Language plays a crucial role throughout Chimamanda Ngozi Adichie’s novels, but nowhere is it more decisive than in the author’s second novel, Half of a Yellow Sun. Written against the backdrop of the Biafran War, two wealthy sisters return from England to a nation on the cusp of revolution and choose two different paths: Kainene moves to Port Harcourt to take over their father’s business, while Olanna moves to Nsukku, a university town, to teach and live with her “revolutionary lover,” Odenigbo. Southeastern Nigeria secedes in 1967, in response to ethnic, cultural, economic and religious tensions, and a largely Igbo nationality forms the new nation of Biafra—officially the Republic of Biafra. Characters are thrown into the crossfire of war, where speaking the wrong language can get you killed.

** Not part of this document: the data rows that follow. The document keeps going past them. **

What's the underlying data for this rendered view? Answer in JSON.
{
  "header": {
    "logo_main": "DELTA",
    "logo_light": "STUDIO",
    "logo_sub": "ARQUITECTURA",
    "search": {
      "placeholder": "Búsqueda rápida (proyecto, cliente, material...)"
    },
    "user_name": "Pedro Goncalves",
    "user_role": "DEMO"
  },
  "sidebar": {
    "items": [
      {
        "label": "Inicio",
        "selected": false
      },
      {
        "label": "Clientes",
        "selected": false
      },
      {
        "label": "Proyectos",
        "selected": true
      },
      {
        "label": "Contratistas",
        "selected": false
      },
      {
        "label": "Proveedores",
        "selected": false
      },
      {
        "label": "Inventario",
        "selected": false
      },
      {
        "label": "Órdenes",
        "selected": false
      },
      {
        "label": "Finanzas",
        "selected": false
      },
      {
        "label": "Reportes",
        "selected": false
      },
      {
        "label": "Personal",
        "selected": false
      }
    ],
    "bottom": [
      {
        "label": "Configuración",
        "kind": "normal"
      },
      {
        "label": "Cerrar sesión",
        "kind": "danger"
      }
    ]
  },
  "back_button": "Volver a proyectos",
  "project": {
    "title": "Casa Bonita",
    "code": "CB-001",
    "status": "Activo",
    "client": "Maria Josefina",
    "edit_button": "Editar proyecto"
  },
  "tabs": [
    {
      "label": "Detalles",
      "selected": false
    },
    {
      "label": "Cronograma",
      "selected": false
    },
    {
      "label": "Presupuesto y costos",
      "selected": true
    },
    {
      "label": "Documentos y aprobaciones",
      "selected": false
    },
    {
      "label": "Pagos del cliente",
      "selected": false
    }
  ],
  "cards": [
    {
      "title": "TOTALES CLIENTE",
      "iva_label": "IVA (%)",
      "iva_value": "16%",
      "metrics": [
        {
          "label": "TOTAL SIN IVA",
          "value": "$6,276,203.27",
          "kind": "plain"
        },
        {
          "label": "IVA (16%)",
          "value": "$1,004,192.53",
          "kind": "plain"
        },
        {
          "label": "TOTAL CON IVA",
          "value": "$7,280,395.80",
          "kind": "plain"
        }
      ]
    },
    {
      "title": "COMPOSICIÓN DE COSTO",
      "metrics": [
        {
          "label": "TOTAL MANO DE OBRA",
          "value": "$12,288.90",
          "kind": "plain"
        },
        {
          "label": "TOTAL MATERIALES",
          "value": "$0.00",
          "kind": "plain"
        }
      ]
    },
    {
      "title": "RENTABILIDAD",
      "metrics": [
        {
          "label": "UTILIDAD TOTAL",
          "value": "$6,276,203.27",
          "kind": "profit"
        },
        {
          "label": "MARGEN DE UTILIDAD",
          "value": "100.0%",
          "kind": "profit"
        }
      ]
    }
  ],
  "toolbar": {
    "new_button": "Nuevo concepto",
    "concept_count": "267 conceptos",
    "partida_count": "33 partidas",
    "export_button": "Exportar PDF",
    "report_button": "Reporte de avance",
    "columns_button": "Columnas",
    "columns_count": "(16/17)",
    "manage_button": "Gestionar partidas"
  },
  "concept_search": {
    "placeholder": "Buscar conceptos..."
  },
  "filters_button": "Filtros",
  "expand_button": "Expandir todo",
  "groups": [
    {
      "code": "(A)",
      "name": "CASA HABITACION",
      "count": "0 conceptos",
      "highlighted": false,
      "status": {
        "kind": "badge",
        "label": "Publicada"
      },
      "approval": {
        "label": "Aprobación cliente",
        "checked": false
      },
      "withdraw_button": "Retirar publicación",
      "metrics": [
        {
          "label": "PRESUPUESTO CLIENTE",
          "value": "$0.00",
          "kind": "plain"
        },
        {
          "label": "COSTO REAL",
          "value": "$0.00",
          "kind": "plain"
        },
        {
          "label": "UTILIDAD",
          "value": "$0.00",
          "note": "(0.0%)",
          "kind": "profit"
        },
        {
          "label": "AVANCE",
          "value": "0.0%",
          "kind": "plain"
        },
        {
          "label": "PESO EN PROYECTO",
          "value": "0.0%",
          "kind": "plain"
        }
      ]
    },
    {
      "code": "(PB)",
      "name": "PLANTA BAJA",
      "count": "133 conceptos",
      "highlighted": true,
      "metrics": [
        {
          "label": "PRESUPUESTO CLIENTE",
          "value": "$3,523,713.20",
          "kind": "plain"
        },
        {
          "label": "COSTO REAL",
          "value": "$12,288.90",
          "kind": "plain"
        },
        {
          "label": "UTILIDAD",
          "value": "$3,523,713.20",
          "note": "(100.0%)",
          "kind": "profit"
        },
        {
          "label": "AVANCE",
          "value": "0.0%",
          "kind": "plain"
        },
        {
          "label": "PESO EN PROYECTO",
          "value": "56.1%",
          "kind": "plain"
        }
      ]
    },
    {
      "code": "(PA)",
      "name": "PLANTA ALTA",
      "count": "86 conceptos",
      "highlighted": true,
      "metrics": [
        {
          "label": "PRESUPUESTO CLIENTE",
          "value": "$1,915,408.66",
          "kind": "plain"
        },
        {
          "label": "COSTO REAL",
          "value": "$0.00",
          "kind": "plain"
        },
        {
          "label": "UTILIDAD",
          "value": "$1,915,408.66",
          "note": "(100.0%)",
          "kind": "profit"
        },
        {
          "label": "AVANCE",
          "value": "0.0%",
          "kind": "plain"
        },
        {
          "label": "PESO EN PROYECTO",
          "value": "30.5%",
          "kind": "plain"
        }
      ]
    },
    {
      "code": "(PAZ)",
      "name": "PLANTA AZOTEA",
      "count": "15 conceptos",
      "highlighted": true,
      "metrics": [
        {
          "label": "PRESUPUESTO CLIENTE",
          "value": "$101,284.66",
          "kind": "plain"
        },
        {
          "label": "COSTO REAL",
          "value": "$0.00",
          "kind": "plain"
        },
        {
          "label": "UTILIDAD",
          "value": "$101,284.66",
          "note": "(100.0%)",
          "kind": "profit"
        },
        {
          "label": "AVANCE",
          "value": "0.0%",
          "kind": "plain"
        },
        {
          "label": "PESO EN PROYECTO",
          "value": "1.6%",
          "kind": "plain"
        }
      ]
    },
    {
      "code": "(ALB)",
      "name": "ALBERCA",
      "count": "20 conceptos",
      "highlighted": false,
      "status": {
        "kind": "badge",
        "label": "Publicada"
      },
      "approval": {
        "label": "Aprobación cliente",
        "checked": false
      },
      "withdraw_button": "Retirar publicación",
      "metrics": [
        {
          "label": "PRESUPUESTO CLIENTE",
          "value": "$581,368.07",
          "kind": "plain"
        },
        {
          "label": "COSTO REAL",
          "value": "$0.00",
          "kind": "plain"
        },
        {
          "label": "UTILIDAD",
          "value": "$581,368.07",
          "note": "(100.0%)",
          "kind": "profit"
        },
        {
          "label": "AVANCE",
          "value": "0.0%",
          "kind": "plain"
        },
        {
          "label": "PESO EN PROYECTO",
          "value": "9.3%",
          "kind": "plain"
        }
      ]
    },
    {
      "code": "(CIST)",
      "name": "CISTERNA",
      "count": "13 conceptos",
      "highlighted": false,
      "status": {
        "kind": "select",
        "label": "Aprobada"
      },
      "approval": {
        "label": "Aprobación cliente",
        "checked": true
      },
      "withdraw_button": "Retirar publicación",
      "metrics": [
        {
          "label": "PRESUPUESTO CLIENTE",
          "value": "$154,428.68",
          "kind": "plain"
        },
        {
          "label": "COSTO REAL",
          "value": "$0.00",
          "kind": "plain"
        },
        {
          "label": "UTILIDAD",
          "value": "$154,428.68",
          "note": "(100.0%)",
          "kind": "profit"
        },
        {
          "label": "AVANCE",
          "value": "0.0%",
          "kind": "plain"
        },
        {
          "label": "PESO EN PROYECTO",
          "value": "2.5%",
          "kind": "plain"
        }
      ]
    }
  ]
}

Throughout the novel, Adichie is careful to note when someone speaks in English, Igbo, Yoruba, or Hausa. Why take the time to write what languages are spoken and when? Read more on the Ploughshares blog.